The Beneficiary Identification Records Locator Subsystem (BIRLS) was used to identify veterans with a date of death in FY2005. Minimum Data Set data were extracted for all decedents and site of death was identified using the Extended Care Main File. Two group comparisons were performed followed by multivariate regression analysis to determine factors predictive of hospital as a site of death.
Among CLC residents, 86.2% (N = 6,096) died in a CLC and 13.8% (N = 978) were transferred to and subsequently died in a VA hospital. Of decedents in a CLC, 38.1% (N = 2,401) were in a designated hospice bed section versus 2.1% (N = 21) of veterans dying in a hospital. Daily pain was experienced by 43.3% (N = 3,063) of CLC decedents, and of those with pain, 77.5% (3,597) reported the pain as moderate or excruciating. 66.9% (4,078) veterans dying in a CLC had a do not resuscitate (DNR) order compared to 32.6% (N = 313) of veterans dying is a hospital (p < 0.0001). Advance directives were absent for nearly half (46.7%, N = 449) of hospital decedents compared to 19.2% (N = 1,136) of CLC decedents (p < 0.001). In multivariate analyses, death in a hospital was more likely for veterans who did not have a DNR order (OR 1.5, 95% CI 1.2-2.0) and who were not in a hospice bed designation (OR 8.4, 95% CI 4.9-14.8). Veterans dying in a VA hospital were more likely to have multiple hospitalizations in the year prior to death (OR 1.2, 95% CI 1.1-1.3) and take greater than 11 medications (OR 1.4, 95% CI 1.2-1.7).
Prevalence of moderate-severe pain is high among CLC residents.
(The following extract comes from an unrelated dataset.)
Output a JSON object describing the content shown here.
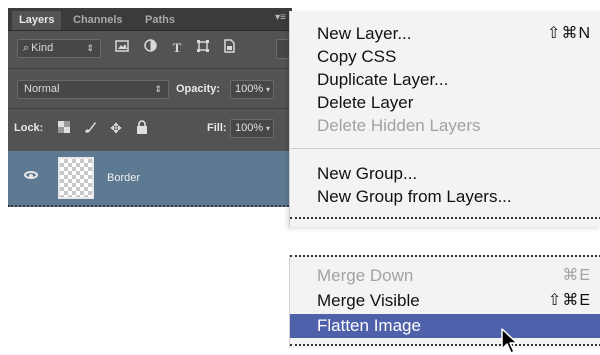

Hospice designation for CLC decedents exceeds hospice usage reported in community-based nursing homes. Absence of documented care goals is associated with a higher likelihood of hospital death, as are repeated hospitalizations and polypharmacy.
High prevalence of pain among veterans in hospice beds is concerning, as are low advance directive completion rates in this vulnerable population.